(STORED DATA Opens)
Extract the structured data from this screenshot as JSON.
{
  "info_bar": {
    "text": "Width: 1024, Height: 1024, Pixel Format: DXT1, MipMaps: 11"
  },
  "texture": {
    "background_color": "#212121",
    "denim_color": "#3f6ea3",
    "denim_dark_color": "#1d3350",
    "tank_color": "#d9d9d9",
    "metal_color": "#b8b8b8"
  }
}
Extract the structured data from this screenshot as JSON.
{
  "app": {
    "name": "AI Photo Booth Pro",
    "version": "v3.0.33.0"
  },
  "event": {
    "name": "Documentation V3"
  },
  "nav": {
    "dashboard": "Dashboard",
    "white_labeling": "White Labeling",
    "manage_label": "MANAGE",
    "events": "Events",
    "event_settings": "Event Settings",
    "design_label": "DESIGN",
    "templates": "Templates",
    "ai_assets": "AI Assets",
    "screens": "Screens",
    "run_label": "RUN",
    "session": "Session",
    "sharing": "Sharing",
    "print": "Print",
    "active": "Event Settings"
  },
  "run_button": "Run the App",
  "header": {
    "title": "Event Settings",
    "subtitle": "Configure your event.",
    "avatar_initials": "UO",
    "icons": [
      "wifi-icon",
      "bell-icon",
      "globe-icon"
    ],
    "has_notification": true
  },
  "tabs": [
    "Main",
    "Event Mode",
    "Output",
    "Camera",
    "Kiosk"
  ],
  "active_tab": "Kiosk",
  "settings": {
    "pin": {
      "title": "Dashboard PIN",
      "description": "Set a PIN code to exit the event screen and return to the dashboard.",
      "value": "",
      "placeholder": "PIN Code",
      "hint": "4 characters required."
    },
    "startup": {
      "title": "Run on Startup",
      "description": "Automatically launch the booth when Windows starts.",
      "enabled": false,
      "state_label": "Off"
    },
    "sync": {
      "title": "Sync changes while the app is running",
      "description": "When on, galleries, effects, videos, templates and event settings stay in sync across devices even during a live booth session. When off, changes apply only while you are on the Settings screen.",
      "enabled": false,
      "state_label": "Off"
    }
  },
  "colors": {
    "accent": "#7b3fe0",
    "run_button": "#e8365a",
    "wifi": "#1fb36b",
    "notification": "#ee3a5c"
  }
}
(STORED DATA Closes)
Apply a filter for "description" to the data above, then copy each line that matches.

EXERCISE SOLUTION:
      "description": "Set a PIN code to exit the event screen and return to the dashboard.",
      "description": "Automatically launch the booth when Windows starts.",
      "description": "When on, galleries, effects, videos, templates and event settings stay in sync across devices even during a live booth session. When off, changes apply only while you are on the Settings screen.",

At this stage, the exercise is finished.